Working data Start Marker
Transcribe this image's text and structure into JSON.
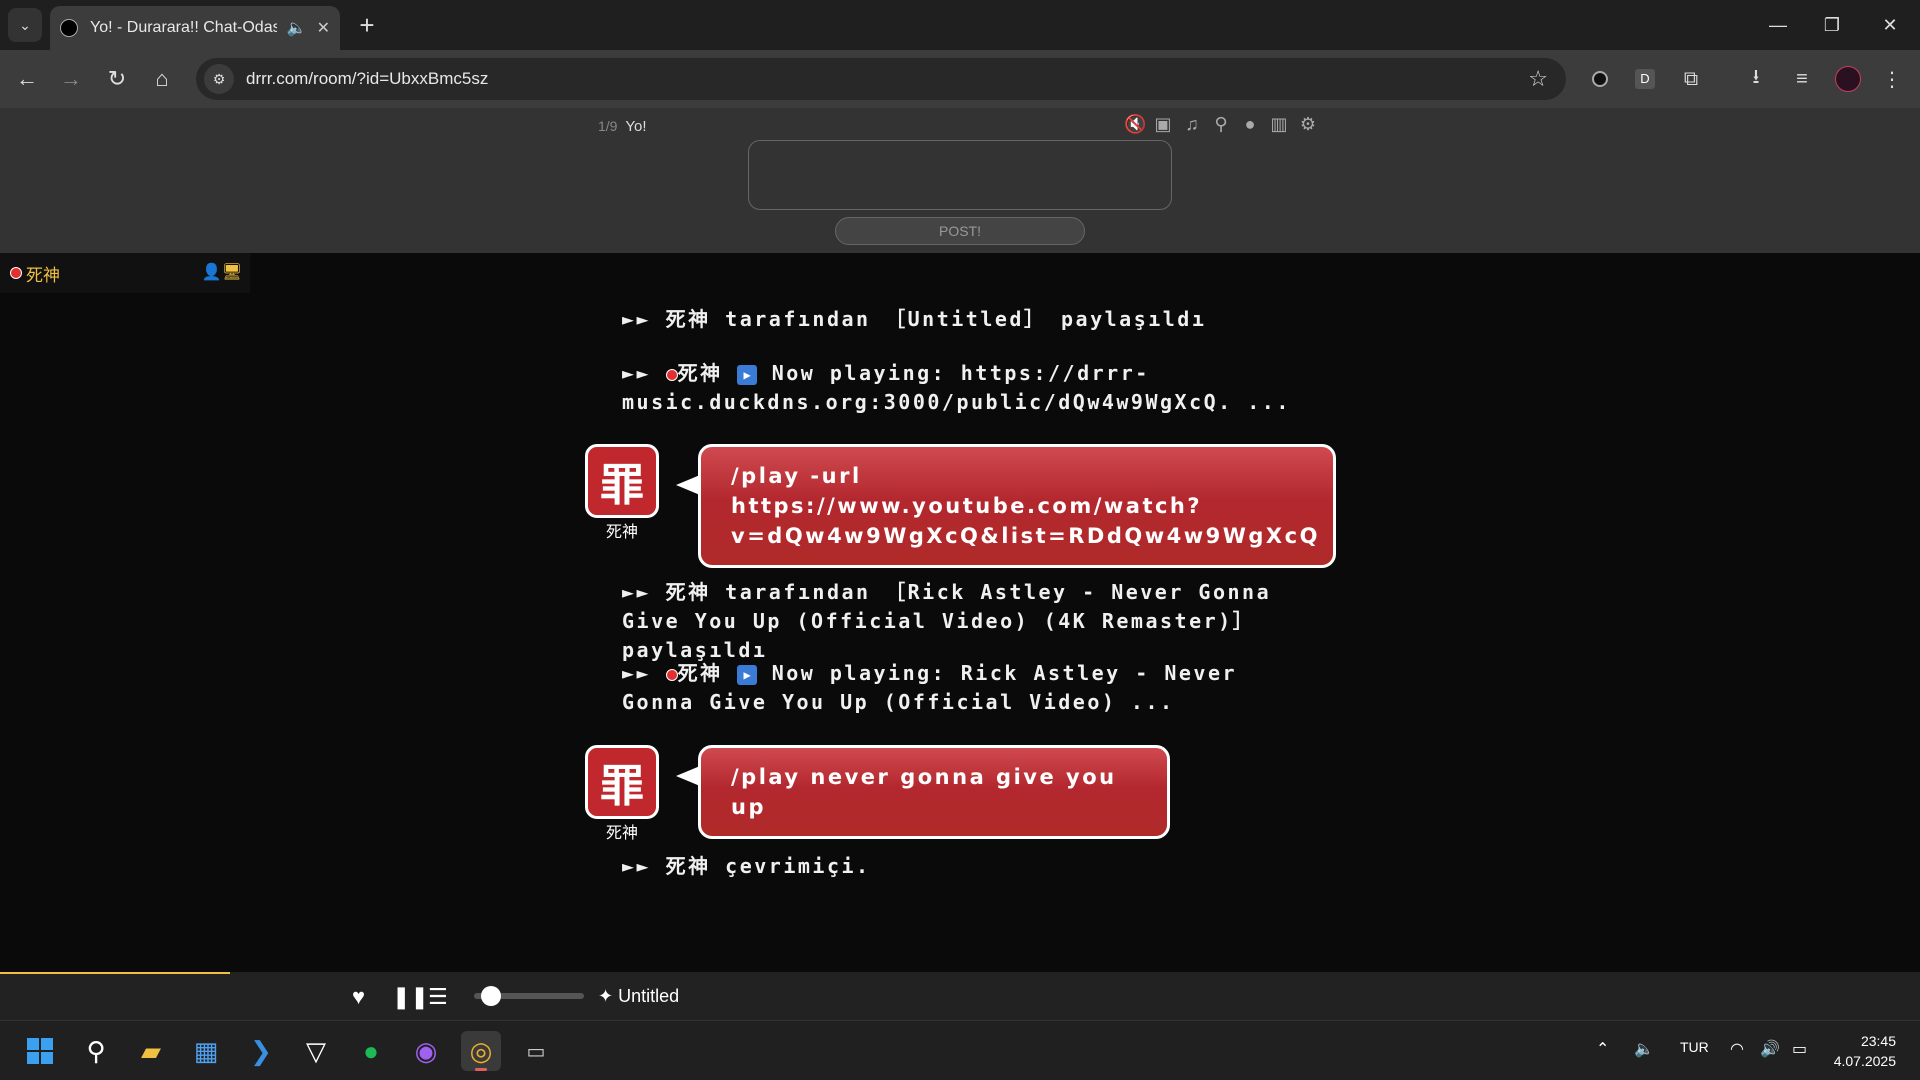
{
  "browser": {
    "tab_title": "Yo! - Durarara!! Chat-Odası",
    "audio_icon": "speaker-icon",
    "close_icon": "close-icon",
    "new_tab_icon": "plus-icon",
    "url": "drrr.com/room/?id=UbxxBmc5sz"
  },
  "room": {
    "count": "1/9",
    "name": "Yo!",
    "post_label": "POST!",
    "tools": [
      "mute-icon",
      "image-icon",
      "music-icon",
      "search-icon",
      "user-icon",
      "gift-icon",
      "gear-icon"
    ]
  },
  "user": {
    "name": "死神"
  },
  "chat": {
    "system1": "►► 死神 tarafından ［Untitled］ paylaşıldı",
    "system2_prefix": "►► ",
    "system2_name": "死神",
    "system2_text": " Now playing: https://drrr-music.duckdns.org:3000/public/dQw4w9WgXcQ. ...",
    "bubble1_author": "死神",
    "bubble1_text": "/play -url https://www.youtube.com/watch?v=dQw4w9WgXcQ&list=RDdQw4w9WgXcQ",
    "system3": "►► 死神 tarafından ［Rick Astley - Never Gonna Give You Up (Official Video) (4K Remaster)］ paylaşıldı",
    "system4_prefix": "►► ",
    "system4_name": "死神",
    "system4_text": " Now playing: Rick Astley - Never Gonna Give You Up (Official Video) ...",
    "bubble2_author": "死神",
    "bubble2_text": "/play never gonna give you up",
    "system5": "►► 死神 çevrimiçi.",
    "avatar_glyph": "罪"
  },
  "player": {
    "track": "Untitled",
    "progress": 0.12,
    "volume": 0.1
  },
  "taskbar": {
    "lang": "TUR",
    "time": "23:45",
    "date": "4.07.2025"
  }
}
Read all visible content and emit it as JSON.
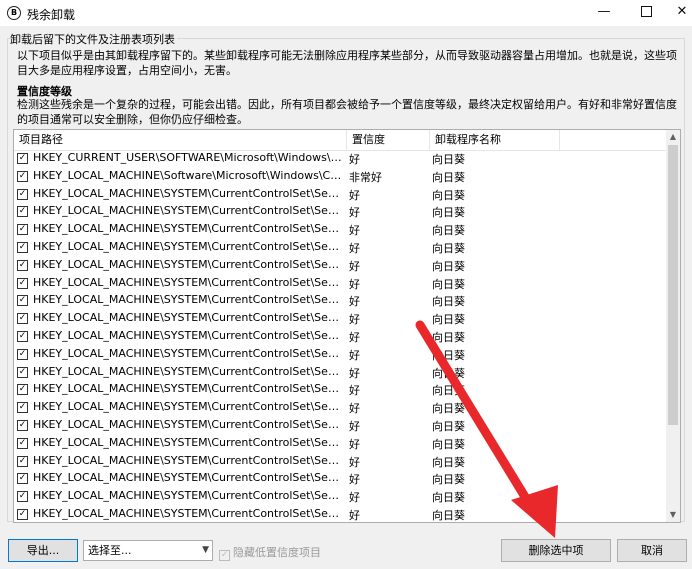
{
  "window": {
    "title": "残余卸载",
    "icon_letter": "B",
    "minimize_glyph": "—",
    "close_glyph": "✕"
  },
  "group": {
    "legend": "卸载后留下的文件及注册表项列表",
    "description": "以下项目似乎是由其卸载程序留下的。某些卸载程序可能无法删除应用程序某些部分，从而导致驱动器容量占用增加。也就是说，这些项目大多是应用程序设置，占用空间小，无害。",
    "confidence_heading": "置信度等级",
    "confidence_description": "检测这些残余是一个复杂的过程，可能会出错。因此，所有项目都会被给予一个置信度等级，最终决定权留给用户。有好和非常好置信度的项目通常可以安全删除，但你仍应仔细检查。"
  },
  "list": {
    "columns": [
      "项目路径",
      "置信度",
      "卸载程序名称"
    ],
    "sorted_column": "卸载程序名称",
    "rows": [
      {
        "checked": true,
        "path": "HKEY_CURRENT_USER\\SOFTWARE\\Microsoft\\Windows\\CurrentV...",
        "confidence": "好",
        "program": "向日葵"
      },
      {
        "checked": true,
        "path": "HKEY_LOCAL_MACHINE\\Software\\Microsoft\\Windows\\CurrentVe...",
        "confidence": "非常好",
        "program": "向日葵"
      },
      {
        "checked": true,
        "path": "HKEY_LOCAL_MACHINE\\SYSTEM\\CurrentControlSet\\Services\\Sh...",
        "confidence": "好",
        "program": "向日葵"
      },
      {
        "checked": true,
        "path": "HKEY_LOCAL_MACHINE\\SYSTEM\\CurrentControlSet\\Services\\Sh...",
        "confidence": "好",
        "program": "向日葵"
      },
      {
        "checked": true,
        "path": "HKEY_LOCAL_MACHINE\\SYSTEM\\CurrentControlSet\\Services\\Sh...",
        "confidence": "好",
        "program": "向日葵"
      },
      {
        "checked": true,
        "path": "HKEY_LOCAL_MACHINE\\SYSTEM\\CurrentControlSet\\Services\\Sh...",
        "confidence": "好",
        "program": "向日葵"
      },
      {
        "checked": true,
        "path": "HKEY_LOCAL_MACHINE\\SYSTEM\\CurrentControlSet\\Services\\Sh...",
        "confidence": "好",
        "program": "向日葵"
      },
      {
        "checked": true,
        "path": "HKEY_LOCAL_MACHINE\\SYSTEM\\CurrentControlSet\\Services\\Sh...",
        "confidence": "好",
        "program": "向日葵"
      },
      {
        "checked": true,
        "path": "HKEY_LOCAL_MACHINE\\SYSTEM\\CurrentControlSet\\Services\\Sh...",
        "confidence": "好",
        "program": "向日葵"
      },
      {
        "checked": true,
        "path": "HKEY_LOCAL_MACHINE\\SYSTEM\\CurrentControlSet\\Services\\Sh...",
        "confidence": "好",
        "program": "向日葵"
      },
      {
        "checked": true,
        "path": "HKEY_LOCAL_MACHINE\\SYSTEM\\CurrentControlSet\\Services\\Sh...",
        "confidence": "好",
        "program": "向日葵"
      },
      {
        "checked": true,
        "path": "HKEY_LOCAL_MACHINE\\SYSTEM\\CurrentControlSet\\Services\\Sh...",
        "confidence": "好",
        "program": "向日葵"
      },
      {
        "checked": true,
        "path": "HKEY_LOCAL_MACHINE\\SYSTEM\\CurrentControlSet\\Services\\Sh...",
        "confidence": "好",
        "program": "向日葵"
      },
      {
        "checked": true,
        "path": "HKEY_LOCAL_MACHINE\\SYSTEM\\CurrentControlSet\\Services\\Sh...",
        "confidence": "好",
        "program": "向日葵"
      },
      {
        "checked": true,
        "path": "HKEY_LOCAL_MACHINE\\SYSTEM\\CurrentControlSet\\Services\\Sh...",
        "confidence": "好",
        "program": "向日葵"
      },
      {
        "checked": true,
        "path": "HKEY_LOCAL_MACHINE\\SYSTEM\\CurrentControlSet\\Services\\Sh...",
        "confidence": "好",
        "program": "向日葵"
      },
      {
        "checked": true,
        "path": "HKEY_LOCAL_MACHINE\\SYSTEM\\CurrentControlSet\\Services\\Sh...",
        "confidence": "好",
        "program": "向日葵"
      },
      {
        "checked": true,
        "path": "HKEY_LOCAL_MACHINE\\SYSTEM\\CurrentControlSet\\Services\\Sh...",
        "confidence": "好",
        "program": "向日葵"
      },
      {
        "checked": true,
        "path": "HKEY_LOCAL_MACHINE\\SYSTEM\\CurrentControlSet\\Services\\Sh...",
        "confidence": "好",
        "program": "向日葵"
      },
      {
        "checked": true,
        "path": "HKEY_LOCAL_MACHINE\\SYSTEM\\CurrentControlSet\\Services\\Sh...",
        "confidence": "好",
        "program": "向日葵"
      },
      {
        "checked": true,
        "path": "HKEY_LOCAL_MACHINE\\SYSTEM\\CurrentControlSet\\Services\\Sh...",
        "confidence": "好",
        "program": "向日葵"
      },
      {
        "checked": true,
        "path": "HKEY_LOCAL_MACHINE\\SYSTEM\\CurrentControlSet\\Services\\Sh...",
        "confidence": "好",
        "program": "向日葵"
      }
    ]
  },
  "footer": {
    "export_label": "导出...",
    "select_to_label": "选择至...",
    "hide_low_label": "隐藏低置信度项目",
    "remove_label": "删除选中项",
    "cancel_label": "取消"
  },
  "annotation": {
    "arrow_color": "#e8282b"
  }
}
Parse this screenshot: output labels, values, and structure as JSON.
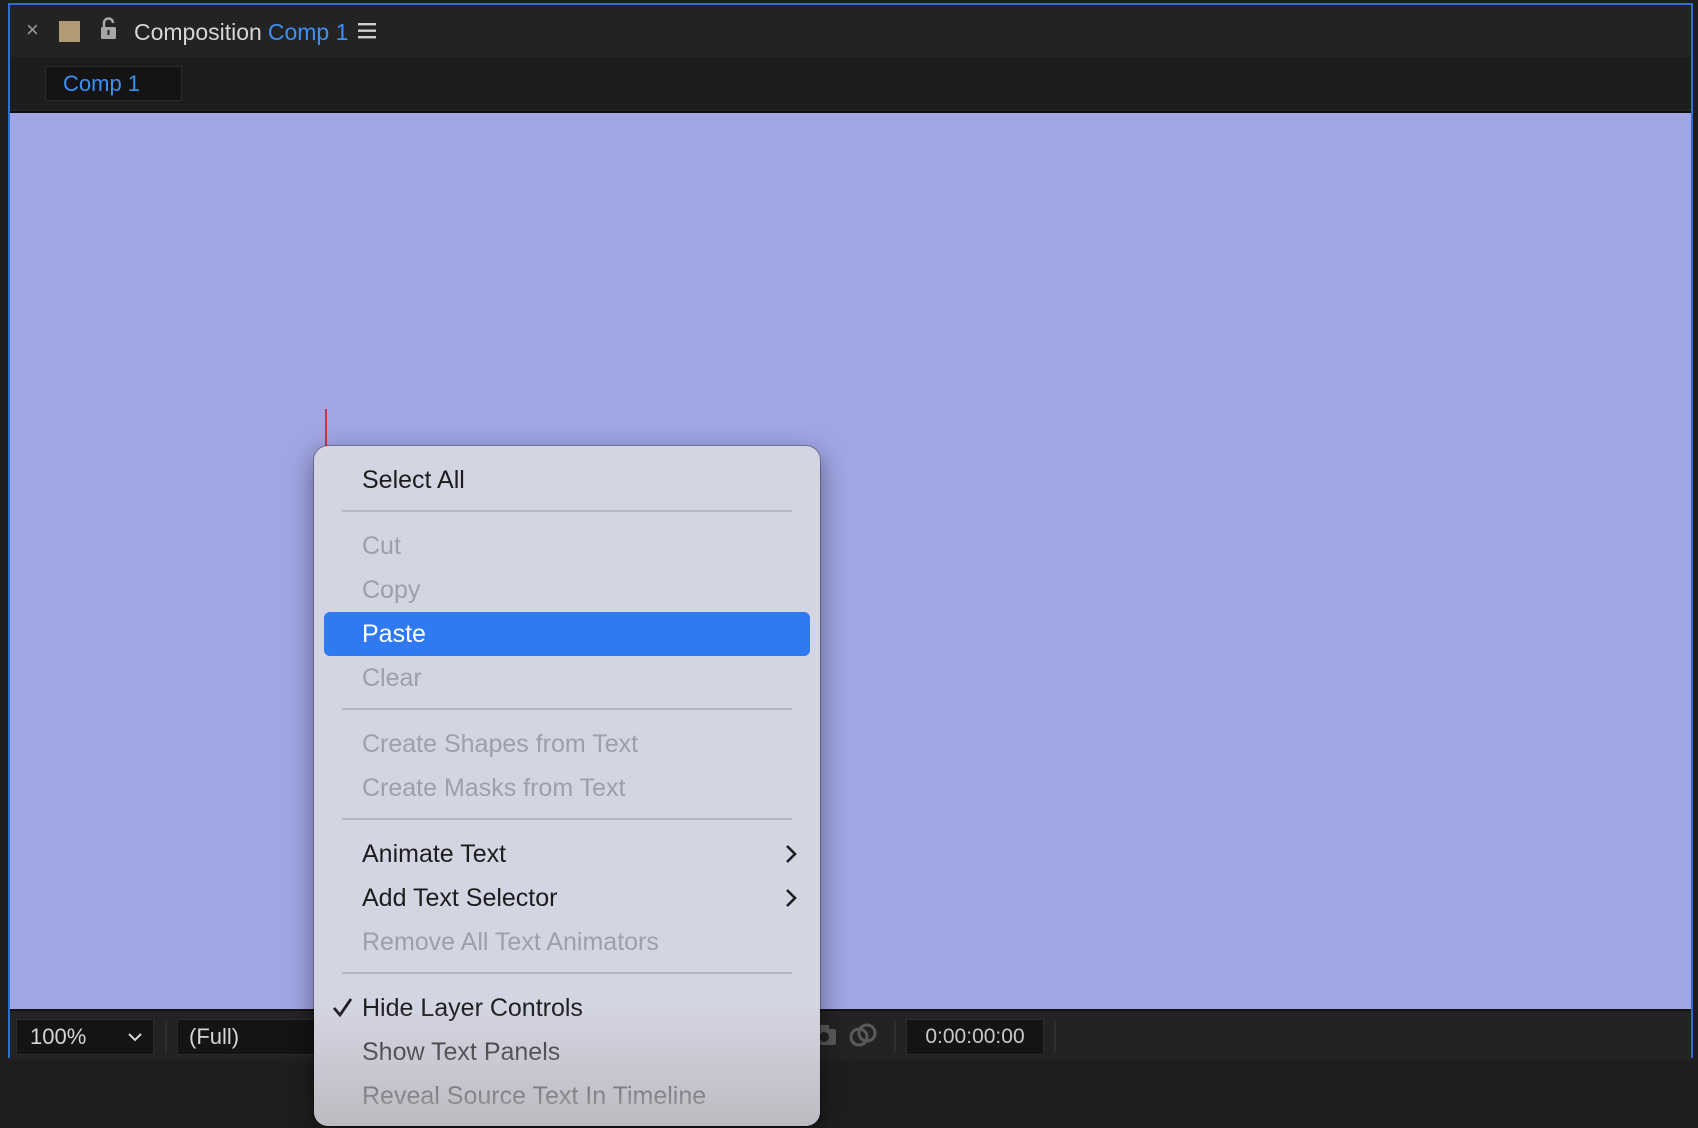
{
  "panel": {
    "title": "Composition",
    "comp_name": "Comp 1",
    "tab_label": "Comp 1",
    "accent_color": "#3b8ff5",
    "viewer_bg_color": "#a0a6e4",
    "icons": [
      "close-icon",
      "color-swatch-icon",
      "lock-icon",
      "panel-menu-icon"
    ]
  },
  "bottom_bar": {
    "zoom": "100%",
    "resolution": "(Full)",
    "timecode": "0:00:00:00",
    "icons": [
      "chevron-down-icon",
      "camera-icon",
      "show-channel-icon"
    ]
  },
  "context_menu": {
    "items": [
      {
        "label": "Select All",
        "enabled": true
      },
      {
        "label": "Cut",
        "enabled": false
      },
      {
        "label": "Copy",
        "enabled": false
      },
      {
        "label": "Paste",
        "enabled": true,
        "highlighted": true
      },
      {
        "label": "Clear",
        "enabled": false
      },
      {
        "label": "Create Shapes from Text",
        "enabled": false
      },
      {
        "label": "Create Masks from Text",
        "enabled": false
      },
      {
        "label": "Animate Text",
        "enabled": true,
        "submenu": true
      },
      {
        "label": "Add Text Selector",
        "enabled": true,
        "submenu": true
      },
      {
        "label": "Remove All Text Animators",
        "enabled": false
      },
      {
        "label": "Hide Layer Controls",
        "enabled": true,
        "checked": true
      },
      {
        "label": "Show Text Panels",
        "enabled": true
      },
      {
        "label": "Reveal Source Text In Timeline",
        "enabled": true
      }
    ],
    "highlight_color": "#2f7af2"
  }
}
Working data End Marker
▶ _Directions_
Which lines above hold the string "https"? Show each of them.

▶ _Task result_
    "system2_text": " Now playing: https://drrr-music.duckdns.org:3000/public/dQw4w9WgXcQ. ...",
    "bubble1_text": "/play -url https://www.youtube.com/watch?v=dQw4w9WgXcQ&list=RDdQw4w9WgXcQ",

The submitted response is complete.